It was a third day of protests in Shirley, as organizers moved to coalesce their outrage over the death of George Floyd into a unified message for change and said they met with police officials about how the protests are handled.

Wednesday’s gathering drew about 150 people, according to police. The group again marched up and down William Floyd Parkway near Montauk Highway and at one point Montauk Highway. 

Today’s protest was cut short by a heavy downpour at around 9:30 p.m. 

No one was arrested or injured, police said.

DeQuan Wilson, 21, of Mastic Beach, said earlier in the day that he was encouraged by a meeting he and several others had with police officials.

“It was a really good conversation.

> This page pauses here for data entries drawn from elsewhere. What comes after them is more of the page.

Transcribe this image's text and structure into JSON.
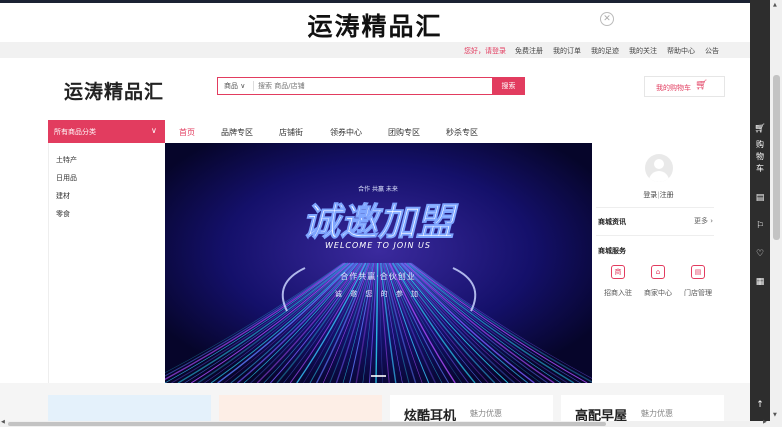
{
  "popup": {
    "title": "运涛精品汇",
    "close_icon": "close-icon"
  },
  "topbar": {
    "greeting": "您好，请登录",
    "links": [
      "免费注册",
      "我的订单",
      "我的足迹",
      "我的关注",
      "帮助中心",
      "公告"
    ]
  },
  "header": {
    "logo": "运涛精品汇",
    "search": {
      "category": "商品",
      "placeholder": "搜索 商品/店铺",
      "button": "搜索"
    },
    "cart_button": "我的购物车"
  },
  "nav": {
    "category_head": "所有商品分类",
    "items": [
      "首页",
      "品牌专区",
      "店铺街",
      "领券中心",
      "团购专区",
      "秒杀专区"
    ],
    "active_index": 0
  },
  "categories": [
    "土特产",
    "日用品",
    "建材",
    "零食"
  ],
  "banner": {
    "top_small": "合作 共赢 未来",
    "main": "诚邀加盟",
    "english": "WELCOME TO JOIN US",
    "line1": "合作共赢·合伙创业",
    "line2": "诚 邀 您 的 参 加",
    "slide_count": 1,
    "active_slide": 0
  },
  "side_panel": {
    "login": "登录",
    "divider": "|",
    "register": "注册",
    "news_title": "商城资讯",
    "more": "更多",
    "service_title": "商城服务",
    "services": [
      {
        "label": "招商入驻",
        "icon": "shop-icon",
        "glyph": "商"
      },
      {
        "label": "商家中心",
        "icon": "home-icon",
        "glyph": "⌂"
      },
      {
        "label": "门店管理",
        "icon": "store-icon",
        "glyph": "▤"
      }
    ]
  },
  "promo_cards": [
    {
      "title": "",
      "subtitle": ""
    },
    {
      "title": "",
      "subtitle": ""
    },
    {
      "title": "炫酷耳机",
      "subtitle": "魅力优惠"
    },
    {
      "title": "高配早屋",
      "subtitle": "魅力优惠"
    }
  ],
  "right_toolbar": {
    "cart_text": "购物车",
    "icons": [
      "cart-icon",
      "calendar-icon",
      "coupon-icon",
      "heart-icon",
      "grid-icon",
      "back-to-top-icon"
    ]
  },
  "colors": {
    "accent": "#e23c5f",
    "toolbar": "#2d2d2d",
    "banner_bg": "#0a0835"
  }
}
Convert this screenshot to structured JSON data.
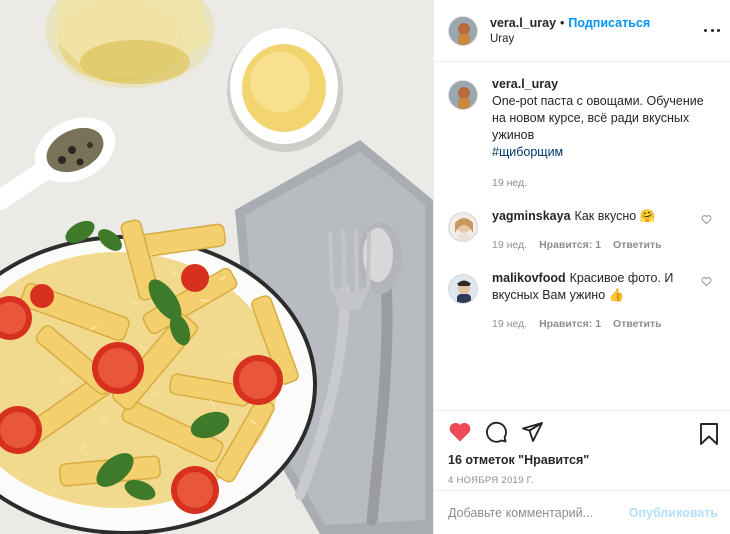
{
  "post": {
    "author": "vera.l_uray",
    "follow_label": "Подписаться",
    "separator": "•",
    "location": "Uray",
    "more_icon": "more-horizontal-icon"
  },
  "caption": {
    "username": "vera.l_uray",
    "text": "One-pot паста с овощами. Обучение на новом курсе, всё ради вкусных ужинов",
    "hashtag": "#щиборщим",
    "time": "19 нед."
  },
  "comments": [
    {
      "username": "yagminskaya",
      "text": "Как вкусно 🤗",
      "time": "19 нед.",
      "likes": "Нравится: 1",
      "reply": "Ответить"
    },
    {
      "username": "malikovfood",
      "text": "Красивое фото. И вкусных Вам ужино 👍",
      "time": "19 нед.",
      "likes": "Нравится: 1",
      "reply": "Ответить"
    }
  ],
  "actions": {
    "like_icon": "heart-filled-icon",
    "comment_icon": "comment-icon",
    "share_icon": "share-icon",
    "save_icon": "bookmark-icon",
    "like_color": "#ed4956",
    "likes_text": "16 отметок \"Нравится\"",
    "date": "4 НОЯБРЯ 2019 Г."
  },
  "add_comment": {
    "placeholder": "Добавьте комментарий...",
    "publish_label": "Опубликовать"
  },
  "colors": {
    "link_blue": "#0095f6",
    "publish_disabled": "#b2dffc",
    "muted": "#8e8e8e"
  }
}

They said they would help as much as possible,” but that it was important to not block streets. 

A Suffolk police spokesman would not confirm the meeting took place, aside from saying that officials meet with community members all the time, However, he said, the department does not reveal the content of those conversations. 

Later in the day protesters could be seen at the corners of the intersection, while others sat in the middle.

Video captured by News 12 Long Island’s Christine Insinga showed protesters observing a moment of silence in Montauk Highway’s center median for nearly 9 minutes — representing the amount of time former officer Derek Chavin had his knee on George Floyd’s neck.

Wilson said he would like to see people running for office in November and elected officials join the protest to show their support, as well as religious leaders to share their voices through prayer.

Ashley Bond, of Manorville, returned for a second time to protest because, she said, “I’m sick and tired of innocent people getting killed.”

As the rain came down, Wilson said he and the others would return tomorrow, but that a larger-scale march was planned for Friday.

Wednesday, some people helping to organize the group wore yellow neon vests, as others handed out bottles of water. When the rain came, they urged protesters to go home.

“Tomorrow’s another day,” one man said.

Nakia Sparkmon, 27, of Mastic, said she received positive feedback for starting the protests, but they urged a more coordinated effort. Some volunteered to help.

“Friday’s protest will be way more organized and is meant for SCPD to HEAR US,” Sparkmon said in a message. “When we speak to them they ignore us, so we’ll have megaphones and every hour will be something different …. We will be speaking to them or rather AT THEM. The goal Friday is to be more and more peaceful and organized with an actual MESSAGE delivered.”

Wilson added that “people need to understand the oppression will no longer be accepted. There is room for change… and with the pandemic, there’s time for change. Now we just need to be change.”